Mr. Dayton to Mr. Seward.
Sir: I enclosed you by the despatch bag yesterday a copy of the “Constitutionnel” containing an article (marked) of a very obnoxious character.
That article, as you will observe if you have had time to look it over, advocates the policy of France making common cause with England against us. It looks likewise to the early recognition, by France and Great Britain, of the south as an independent power. The Constitutionnel is understood here to have a semi-official character. * * * * * * * I intended to have said this to you yesterday, but time failed me.[Page 308]
General Scott will have arrived in the United States doubtless before this despatch; will you say to him that I last evening received a note from Mr. Thouvenel, naming two o’clock to-day to receive him; at which hour I attended at the foreign office and returned his thanks, &c.
Mr. Thouvenel was quite disappointed at not seeing him, and said that the Emperor had promptly assented to give him a private interview. I explained at the same time that his departure for his own country had been sudden and unexpected. The general’s letter, as I have heretofore said, has made here a good impression. The belief is that he is peacefully disposed, and I have no doubt that his sudden return to the United States will be considered as having been made in the hope of exercising a mollifying influence upon the temper and policy of his countrymen. It is well that it should be so.

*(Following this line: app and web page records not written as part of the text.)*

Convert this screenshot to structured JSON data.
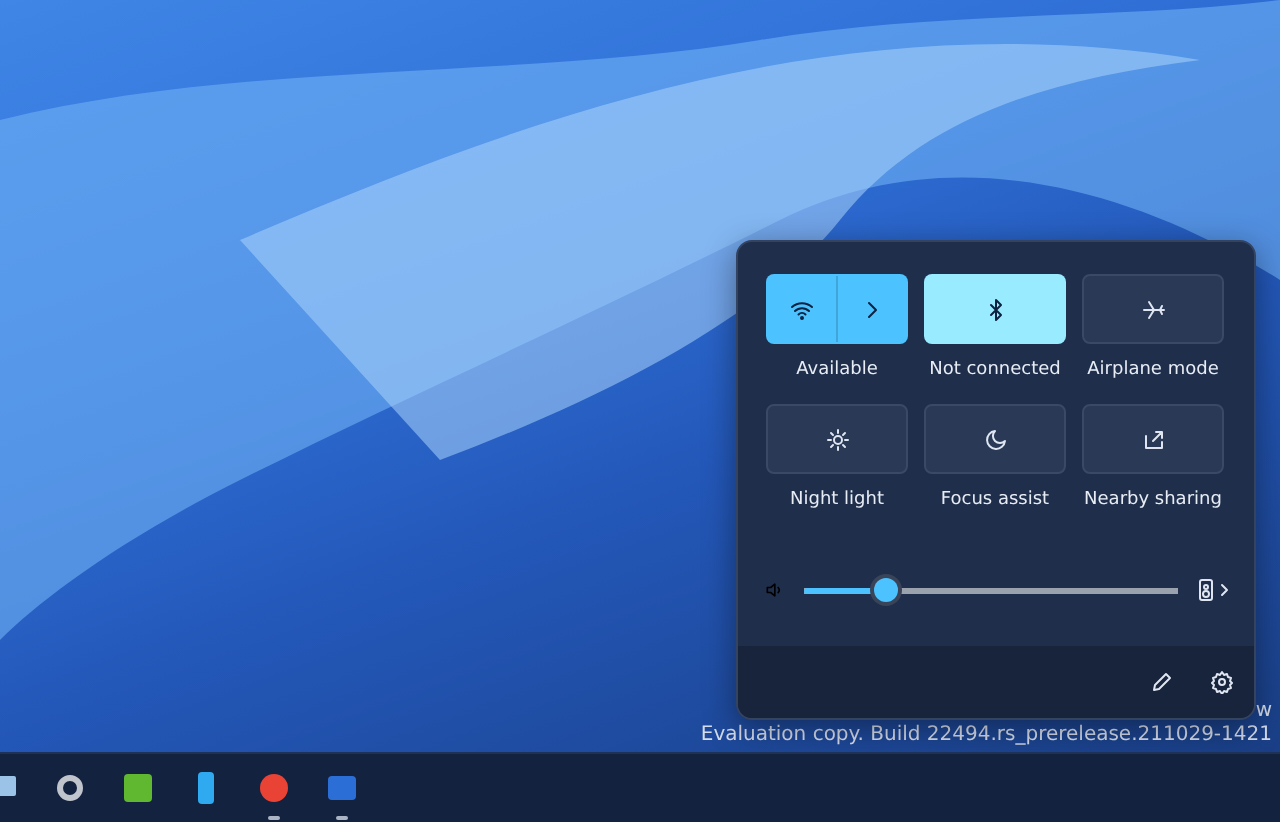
{
  "quick_settings": {
    "tiles": [
      {
        "label": "Available",
        "kind": "split",
        "on": true
      },
      {
        "label": "Not connected",
        "kind": "single",
        "on": true
      },
      {
        "label": "Airplane mode",
        "kind": "single",
        "on": false
      },
      {
        "label": "Night light",
        "kind": "single",
        "on": false
      },
      {
        "label": "Focus assist",
        "kind": "single",
        "on": false
      },
      {
        "label": "Nearby sharing",
        "kind": "single",
        "on": false
      }
    ],
    "volume": {
      "level": 0.22
    }
  },
  "desktop_watermark": {
    "line_1": "w",
    "line_2": "Evaluation copy. Build 22494.rs_prerelease.211029-1421"
  },
  "taskbar": {
    "apps": [
      {
        "running": false
      },
      {
        "running": false
      },
      {
        "running": false
      },
      {
        "running": false
      },
      {
        "running": true
      },
      {
        "running": true
      }
    ]
  }
}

I have the honor to be, with much respect, your obedient servant,
His Excellency William H. Seward, Secretary of State, &c., &c., &c.